Initial copies include a bonus disc containing studio versions of 4 live favorites.
Peter Green Splinter Group: Peter Green (vocals, guitar, banjo, harmonica); Nigel Watson (vocals, guitar); Roger Cotton (guitar, keyboards, background vocals); Peter Stroud (bass, double bass, background vocals); Larry Tolfree (drums).
Recorded at Roundel Studios, Kent, England.
Personnel: Nigel Watson (vocals, guitar); Roger Cotton (keyboards, background vocals); Peter Stroud (double bass, bass guitar, background vocals); Larry Tolfree (drums).
Audio Mixer: Arthur Anderson.
Photographer: Monty Strikes.
Reaching the Cold 100 is the final Peter Green Splinter Group recording.
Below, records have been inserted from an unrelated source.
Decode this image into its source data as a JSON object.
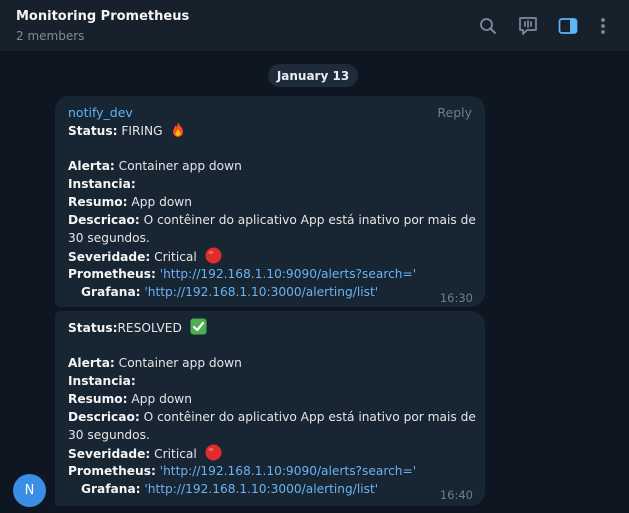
{
  "header": {
    "title": "Monitoring Prometheus",
    "subtitle": "2 members"
  },
  "date_separator": "January 13",
  "messages": [
    {
      "sender": "notify_dev",
      "reply_label": "Reply",
      "status_label": "Status:",
      "status_value": " FIRING",
      "status_emoji": "fire-icon",
      "alerta_label": "Alerta:",
      "alerta_value": " Container app down",
      "instancia_label": "Instancia:",
      "resumo_label": "Resumo:",
      "resumo_value": " App down",
      "descricao_label": "Descricao:",
      "descricao_value_1": " O contêiner do aplicativo App está inativo por mais de",
      "descricao_value_2": "30 segundos.",
      "severidade_label": "Severidade:",
      "severidade_value": " Critical",
      "severidade_emoji": "red-circle-icon",
      "prometheus_label": "Prometheus:",
      "prometheus_value": "'http://192.168.1.10:9090/alerts?search='",
      "grafana_label": "Grafana:",
      "grafana_value": "'http://192.168.1.10:3000/alerting/list'",
      "time": "16:30"
    },
    {
      "status_label": "Status:",
      "status_value": "RESOLVED",
      "status_emoji": "check-mark-icon",
      "alerta_label": "Alerta:",
      "alerta_value": " Container app down",
      "instancia_label": "Instancia:",
      "resumo_label": "Resumo:",
      "resumo_value": " App down",
      "descricao_label": "Descricao:",
      "descricao_value_1": " O contêiner do aplicativo App está inativo por mais de",
      "descricao_value_2": "30 segundos.",
      "severidade_label": "Severidade:",
      "severidade_value": " Critical",
      "severidade_emoji": "red-circle-icon",
      "prometheus_label": "Prometheus:",
      "prometheus_value": "'http://192.168.1.10:9090/alerts?search='",
      "grafana_label": "Grafana:",
      "grafana_value": "'http://192.168.1.10:3000/alerting/list'",
      "time": "16:40"
    }
  ],
  "avatar_initial": "N",
  "colors": {
    "background": "#0e1621",
    "header": "#17212b",
    "bubble": "#182533",
    "link": "#6ab3f3",
    "accent": "#5eb5f7",
    "avatar": "#3a8ee6"
  }
}
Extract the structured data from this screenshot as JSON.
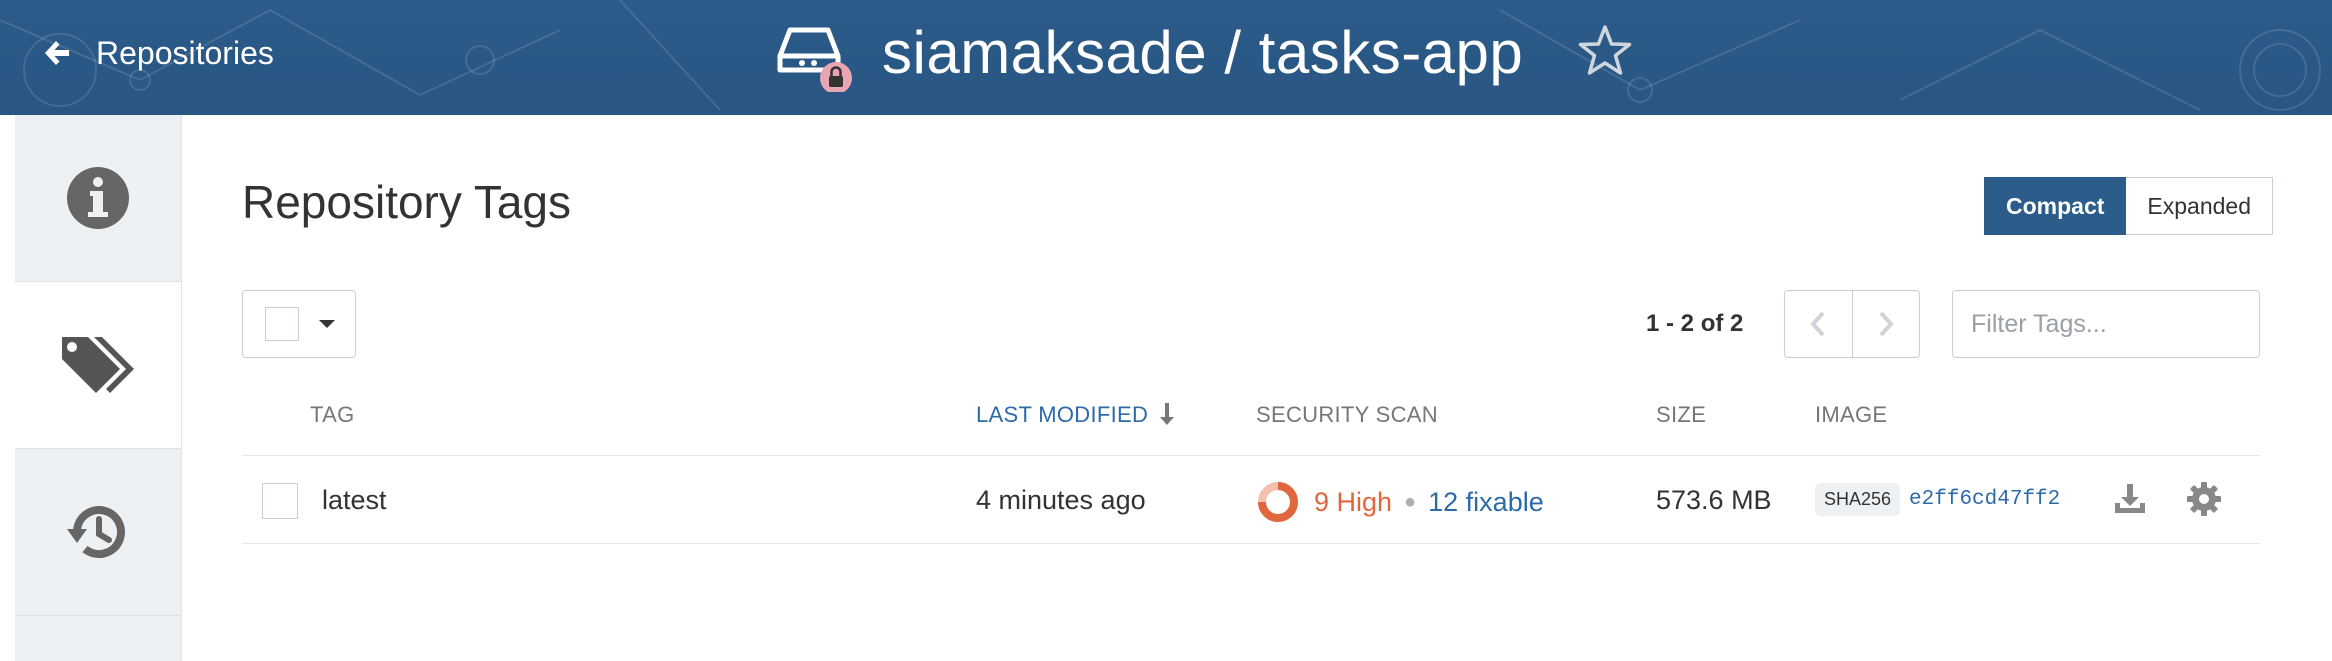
{
  "header": {
    "back_label": "Repositories",
    "repo_name": "siamaksade / tasks-app"
  },
  "sidebar": {
    "items": [
      {
        "name": "info-icon"
      },
      {
        "name": "tags-icon",
        "active": true
      },
      {
        "name": "history-icon"
      }
    ]
  },
  "main": {
    "title": "Repository Tags",
    "view_toggle": {
      "compact": "Compact",
      "expanded": "Expanded",
      "selected": "Compact"
    },
    "pagination": {
      "range_text": "1 - 2 of 2"
    },
    "filter": {
      "placeholder": "Filter Tags..."
    },
    "table": {
      "columns": {
        "tag": "TAG",
        "last_modified": "LAST MODIFIED",
        "security_scan": "SECURITY SCAN",
        "size": "SIZE",
        "image": "IMAGE"
      },
      "rows": [
        {
          "tag": "latest",
          "last_modified": "4 minutes ago",
          "scan_high": "9 High",
          "scan_fixable": "12 fixable",
          "size": "573.6 MB",
          "image_algo": "SHA256",
          "image_hash": "e2ff6cd47ff2"
        }
      ]
    }
  },
  "colors": {
    "header_bg": "#2c5c8a",
    "accent": "#2c6aa8",
    "high_severity": "#e0663d"
  }
}
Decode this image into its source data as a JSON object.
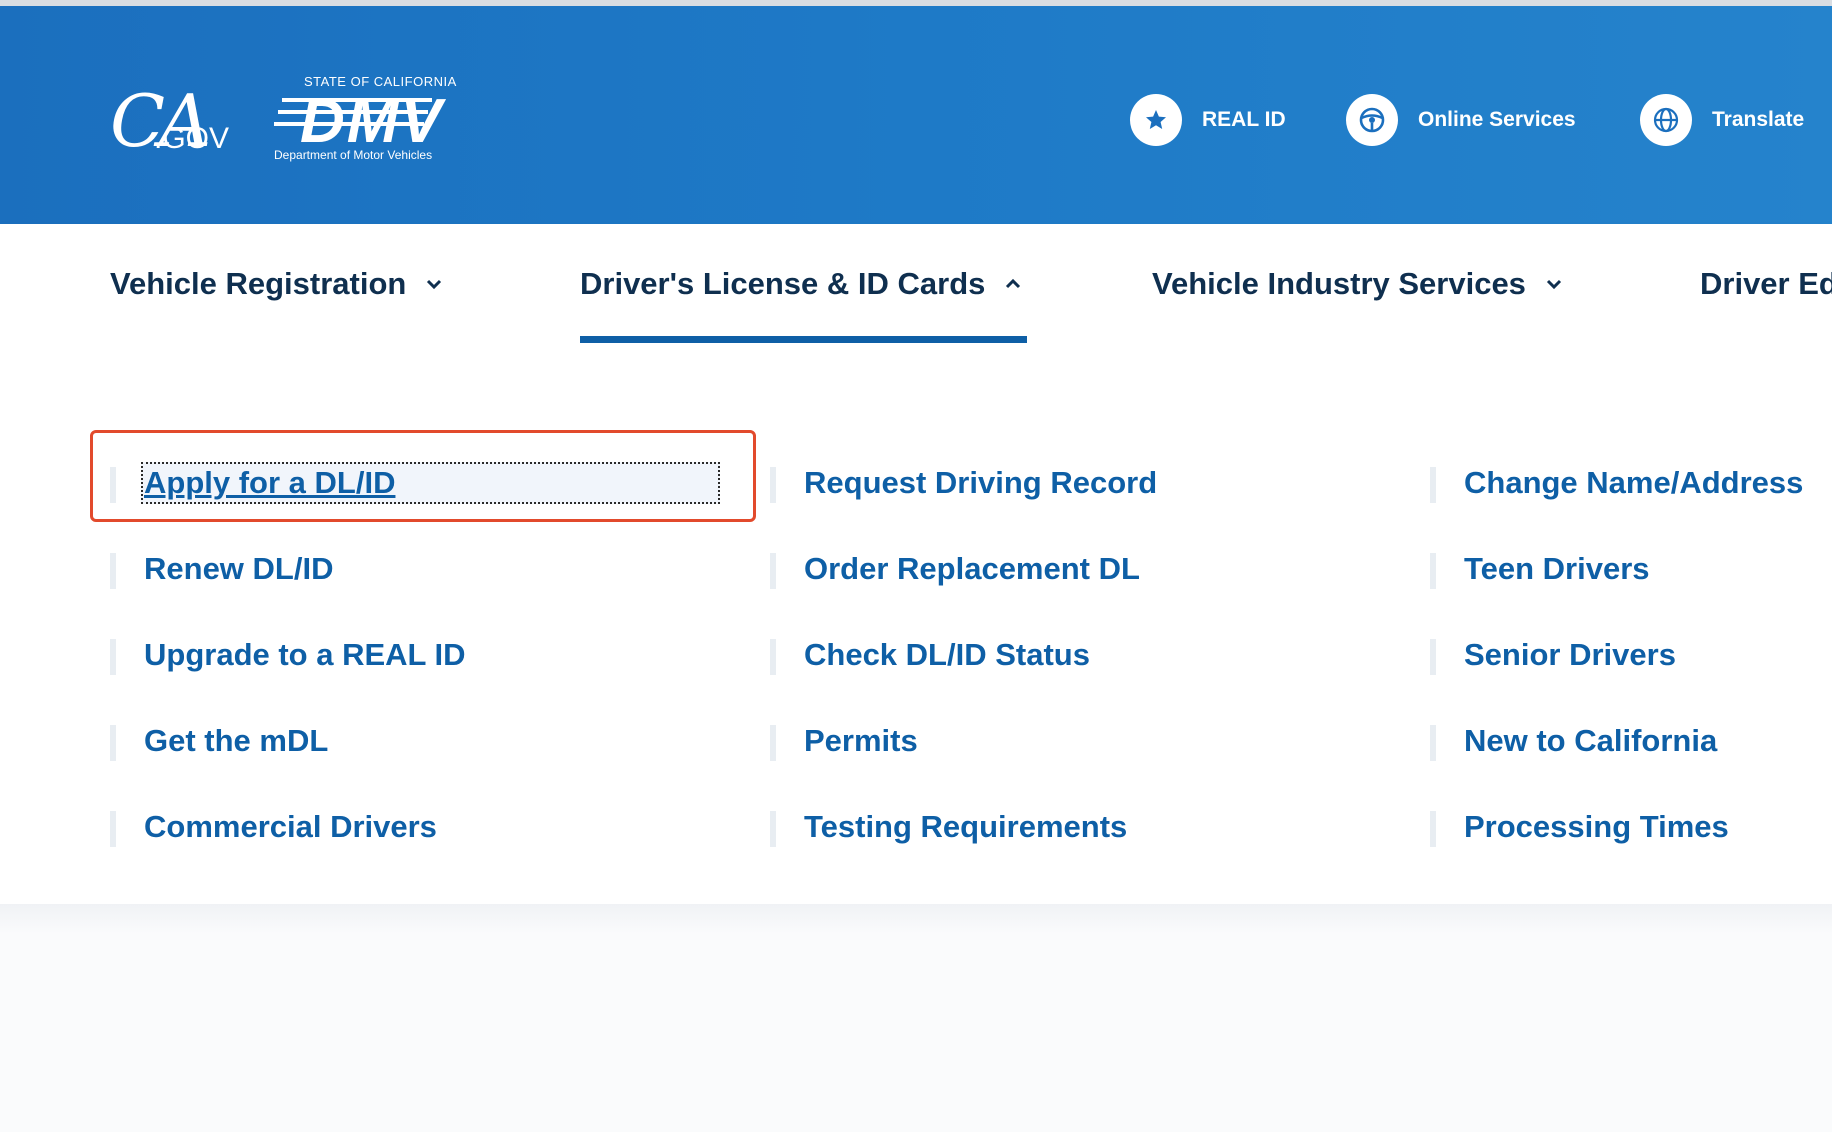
{
  "header": {
    "ca_logo": {
      "mark": "CA",
      "suffix": ".GOV"
    },
    "dmv_logo": {
      "state_text": "STATE OF CALIFORNIA",
      "mark": "DMV",
      "dept_text": "Department of Motor Vehicles"
    },
    "utility_links": [
      {
        "label": "REAL ID",
        "icon": "star-icon"
      },
      {
        "label": "Online Services",
        "icon": "steering-wheel-icon"
      },
      {
        "label": "Translate",
        "icon": "globe-icon"
      }
    ],
    "colors": {
      "brand_blue": "#1e7ac7",
      "white": "#ffffff"
    }
  },
  "nav": {
    "items": [
      {
        "label": "Vehicle Registration",
        "expanded": false
      },
      {
        "label": "Driver's License & ID Cards",
        "expanded": true
      },
      {
        "label": "Vehicle Industry Services",
        "expanded": false
      },
      {
        "label": "Driver Ed",
        "expanded": false
      }
    ],
    "colors": {
      "text": "#0f2f4f",
      "active_underline": "#0e5fa6"
    }
  },
  "dropdown": {
    "columns": [
      [
        "Apply for a DL/ID",
        "Renew DL/ID",
        "Upgrade to a REAL ID",
        "Get the mDL",
        "Commercial Drivers"
      ],
      [
        "Request Driving Record",
        "Order Replacement DL",
        "Check DL/ID Status",
        "Permits",
        "Testing Requirements"
      ],
      [
        "Change Name/Address",
        "Teen Drivers",
        "Senior Drivers",
        "New to California",
        "Processing Times"
      ]
    ],
    "focused_item": "Apply for a DL/ID",
    "colors": {
      "link": "#0e5fa6",
      "highlight_border": "#e24a2c"
    }
  }
}
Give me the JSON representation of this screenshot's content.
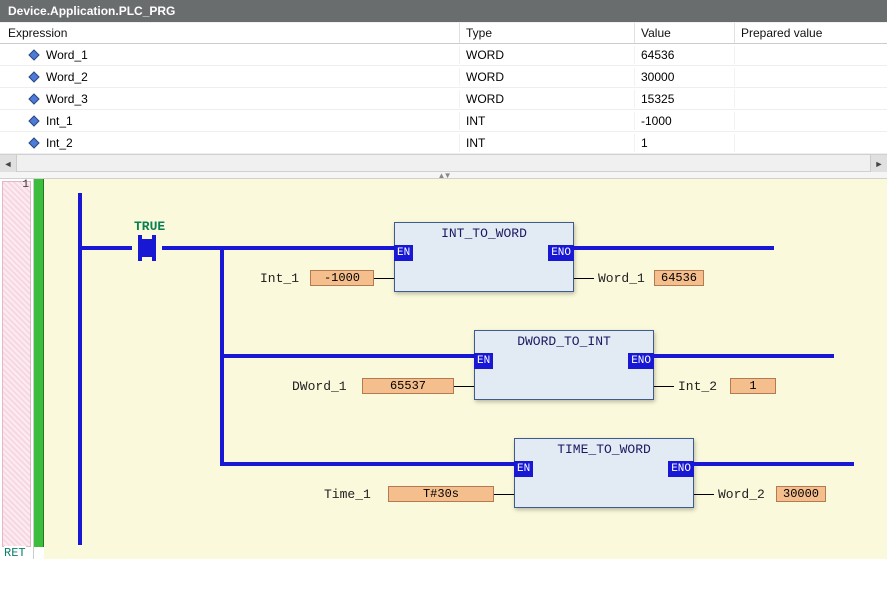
{
  "header": {
    "title": "Device.Application.PLC_PRG"
  },
  "table": {
    "columns": {
      "expression": "Expression",
      "type": "Type",
      "value": "Value",
      "prepared": "Prepared value"
    },
    "rows": [
      {
        "name": "Word_1",
        "type": "WORD",
        "value": "64536",
        "prepared": ""
      },
      {
        "name": "Word_2",
        "type": "WORD",
        "value": "30000",
        "prepared": ""
      },
      {
        "name": "Word_3",
        "type": "WORD",
        "value": "15325",
        "prepared": ""
      },
      {
        "name": "Int_1",
        "type": "INT",
        "value": "-1000",
        "prepared": ""
      },
      {
        "name": "Int_2",
        "type": "INT",
        "value": "1",
        "prepared": ""
      }
    ]
  },
  "gutter": {
    "network_number": "1",
    "return_label": "RET"
  },
  "ladder": {
    "contact_label": "TRUE",
    "blocks": [
      {
        "title": "INT_TO_WORD",
        "en": "EN",
        "eno": "ENO",
        "in_name": "Int_1",
        "in_value": "-1000",
        "out_name": "Word_1",
        "out_value": "64536"
      },
      {
        "title": "DWORD_TO_INT",
        "en": "EN",
        "eno": "ENO",
        "in_name": "DWord_1",
        "in_value": "65537",
        "out_name": "Int_2",
        "out_value": "1"
      },
      {
        "title": "TIME_TO_WORD",
        "en": "EN",
        "eno": "ENO",
        "in_name": "Time_1",
        "in_value": "T#30s",
        "out_name": "Word_2",
        "out_value": "30000"
      }
    ]
  }
}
It is polished, warm-toned British blues-rock in a mode that literally puts anything Eric Clapton's done in the last 20 years to shame. Peter Stroud, Nigel Watson and Roger Cotton composed most of the material here separately; yet they have figured out a way to sound like a single songwriter reflecting Green's voice and musical persona. This record has a ton of spiritual themes attached to it, many of them spooky -- and not in that clich?d way people have been imitating Robert Johnson in either. Whether they are mid-tempo, minor-key rockers like "Needs Must the Devil Drives," the slower, Chicago-styled "Spiritual Thief," that walks the line between blues and soul, or the downright hunted "Dangerous Man," that theme underlies much here. Other standouts on this set are the snarling, funky "Cool Down," the smoldering "Look Out for Yourself," the soul-blues, of "When Somebody Cares," and the minimal blues funk in "Smile." As a bonus, there are new renditions of Green's "Black Magic Woman," "It Takes Time," "Green Manalishi," and "Albatross." Certainly they don't replace the originals, but they are nonetheless captivating moments, especially "Black Magic Woman" which has been redefined in light of the Santana version, combining the best elements of both. "It Takes Time" is a natural for this band, but the vocal suffers a bit, like it's a demo vocal attached to a finished track. "Green Manalishi" feels and sounds like a demo jam, but it's a good listen, and "Albatross," is simply one of the most gorgeous guitar instrumentals ever, and Green playing acoustic on it is simply stunning. This is it, the end of this short-lived band's recorded history, and they go out on a high note. Who knows what Green will do next? Let's just hope it's something. ~ Thom Jurek